RAINFOREST WORLD MUSIC FESTIVAL 2015 WITH D&B AUDIOTECHNIK
The Rainforest World Music Festival is a unique event that brings renowned musicians from every continent and indigenous musicians from the interiors of the island of Borneo, together on the same stage. Visitors come from near and far to enjoy afternoons of informative workshops, ethno-musical lectures, jamming sessions and mini concerts. This is followed by performances on the main stage in the evening.
Several small stages surround the two main stages, the largest of which presents the event’s so-called ‘main-course’. A d&b audiotechnik system was used on this stage, supplied by Projection House, a rental company based in Kuching, Sarawak.
The festival’s FoH engineer and Technical Director, Niall Macaulay, has had an interesting ride over the years. “We’ve been delivered loudspeakers with ripped cones hanging out, taken amplifiers apart to blast them with hair‑dryers, and been dealt pretty much everything that can go wrong. Sometimes the wildlife takes our attention, with scorpions on stage, snakes lurking under the monitor desk, or perhaps the most memorable occasion — when a colugo, or ‘flying lemur’, soared fifty meters across the audience and entirely upstaged the band.”
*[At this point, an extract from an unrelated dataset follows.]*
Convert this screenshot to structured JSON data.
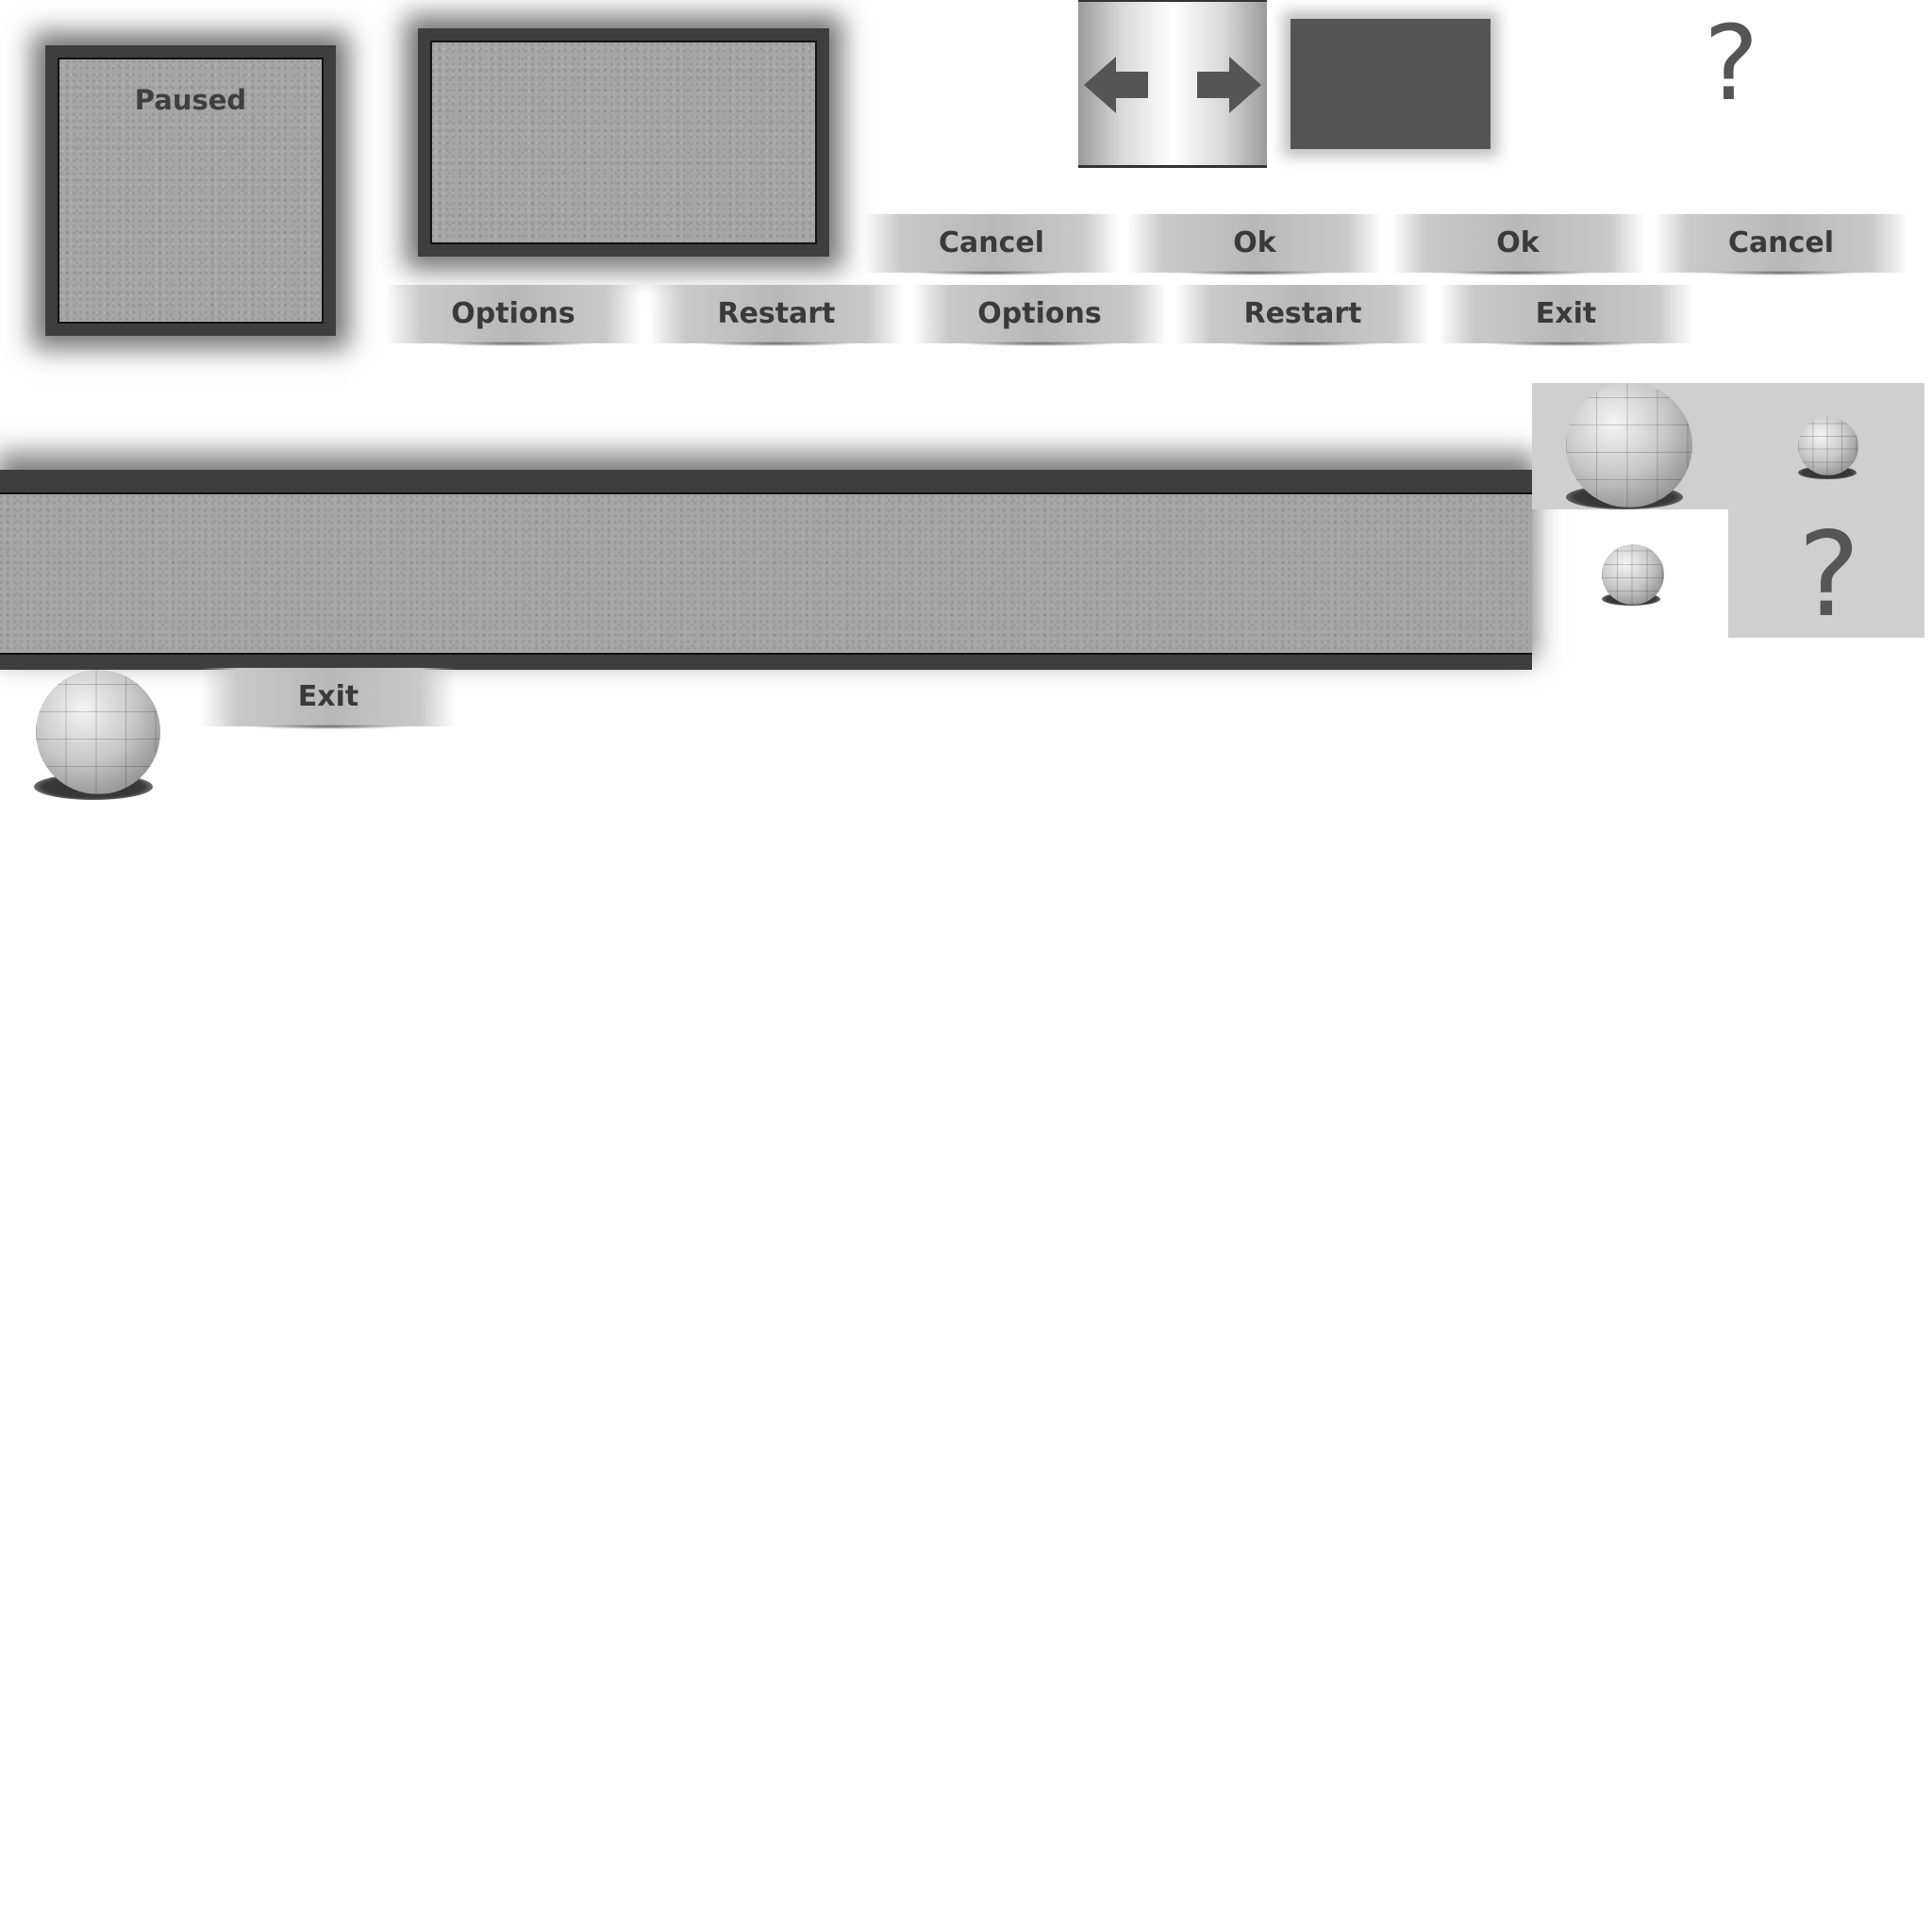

Wildlife aside, each year has brought some steady technical improvements over what was previously available in Kuching. “This year’s festival saw our first use of a complete d&b audiotechnik system on the Main or ‘Jungleʼ stage, input by a Yamaha CL5, and fed by a very decent stock of Shure, DPA and AKG microphones. We used the d&b V-Series, in hangs of 7 x V8 and 2 x V12 per side, coupled with 8 x J-SUBs and 2 x V-SUBs, with the tuning assistance of Shidi Zack from D Box Technique.
“I was initially concerned about placing cardioid subwoofers close to the festival’s concrete stage front being fully effective, but they produced good results. Our Stage Manager, Theo Van Eenbergen (previously FoH for The Rollins Band) reported a significant drop in interference from bass frequencies onstage — a vital factor when the system is covering a large arena, and onstage can have a veritable forest of open percussion and instrument mics. Perhaps the ultimate test was a ‘body percussion’ performance by Balinese group Kobagi Kecak. With two AKG 414s in a stereo pair, two SM81s to cover the sides, and an SM91 for foot percussion, the results were stunning. One journalist I spoke to was convinced the performance was ‘lip-syncedʼ,” concludes Macaulay. “He simply couldn’t believe the audio achieved for their performance was real — a reaction that brought a wry smile to my face and, in my mind, a round of applause for the design and engineering at d&b audiotechnik, once again exceeding expectations.”